Goody-Two-Shoes turned Barber. or Colonial Conciliation.
Published by Tho.s Mc.Lean, 26, Haymarket June 28.th 1832.
Lithograph. 305 x 444mm (12 x 17½"). Creased, soiling.
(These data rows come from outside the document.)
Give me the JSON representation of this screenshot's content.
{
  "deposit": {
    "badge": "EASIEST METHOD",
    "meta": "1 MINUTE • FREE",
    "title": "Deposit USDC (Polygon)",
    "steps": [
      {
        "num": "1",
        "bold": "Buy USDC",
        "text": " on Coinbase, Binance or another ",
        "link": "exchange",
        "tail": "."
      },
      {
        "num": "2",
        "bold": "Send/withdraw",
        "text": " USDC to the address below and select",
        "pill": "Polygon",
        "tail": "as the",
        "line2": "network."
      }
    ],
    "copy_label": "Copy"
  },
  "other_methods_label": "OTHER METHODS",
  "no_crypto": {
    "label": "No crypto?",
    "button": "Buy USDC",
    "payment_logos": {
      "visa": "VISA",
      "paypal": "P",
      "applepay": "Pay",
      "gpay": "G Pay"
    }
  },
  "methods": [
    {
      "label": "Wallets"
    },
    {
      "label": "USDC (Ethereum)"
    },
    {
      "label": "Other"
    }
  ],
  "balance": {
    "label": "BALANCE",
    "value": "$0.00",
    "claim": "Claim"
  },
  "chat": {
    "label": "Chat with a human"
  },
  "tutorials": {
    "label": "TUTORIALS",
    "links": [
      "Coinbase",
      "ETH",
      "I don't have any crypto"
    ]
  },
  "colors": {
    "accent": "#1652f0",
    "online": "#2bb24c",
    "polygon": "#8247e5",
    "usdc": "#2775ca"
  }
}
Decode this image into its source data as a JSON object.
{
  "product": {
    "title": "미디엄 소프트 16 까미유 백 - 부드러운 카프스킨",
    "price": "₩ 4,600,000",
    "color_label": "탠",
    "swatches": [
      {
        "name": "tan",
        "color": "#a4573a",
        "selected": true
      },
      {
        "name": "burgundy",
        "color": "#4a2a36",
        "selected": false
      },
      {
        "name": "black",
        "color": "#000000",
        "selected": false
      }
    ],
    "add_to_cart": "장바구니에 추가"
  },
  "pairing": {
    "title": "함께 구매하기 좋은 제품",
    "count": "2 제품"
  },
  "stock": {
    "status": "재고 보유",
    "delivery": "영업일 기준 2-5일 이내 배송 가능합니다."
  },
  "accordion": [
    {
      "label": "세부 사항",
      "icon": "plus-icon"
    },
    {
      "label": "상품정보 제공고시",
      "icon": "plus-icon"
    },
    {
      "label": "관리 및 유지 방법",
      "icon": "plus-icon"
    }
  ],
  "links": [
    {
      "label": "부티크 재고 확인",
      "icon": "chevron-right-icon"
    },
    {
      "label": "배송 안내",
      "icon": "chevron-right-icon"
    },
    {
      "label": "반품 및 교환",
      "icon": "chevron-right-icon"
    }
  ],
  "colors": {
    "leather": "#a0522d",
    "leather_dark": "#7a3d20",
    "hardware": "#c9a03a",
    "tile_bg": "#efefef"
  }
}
Negro slaves are being shaved by Goderich, fitted with shoes by Howick, and threatened by an overseer. A Negro with lathered chin sits full-face on a stool tightly swathed in a sheet, while Goderich holds him by the nose and flourishes a razor. The overseer, who dominates the design, stands in back view, legs apart, brandishing a scourge towards two deprecating Negroes. Before him is a sack inscribed 'Al. Thorp Northampton', and filled to overflowing with clumsy shoes. On the right Howick sits on a Negro's lap, gripping his leg and forcing on a shoe with a shoe-horn. The Negro registers distress. On the extreme right a newly-shod Negro hobbles off painfully. Behind is a palm-tree. This appears to be an attack on the pending measure of emancipation, demanded by public opinion and the Abolitionists, which was to be a leading issue at the general election, when the country was placarded with the Abolitionists' bill: "Am I not a man and a brother." Goderich, Colonial Secretary, was under the influence of Howick his Under-Secretary: both were in favour of immediate emancipation. When Goderich was removed from the Colonial Office on account of opposition (said to be Brougham's) to the Bill which he had in preparation, Howick resigned.
BM Satires: 17158.
[Ref: 30663] £130.00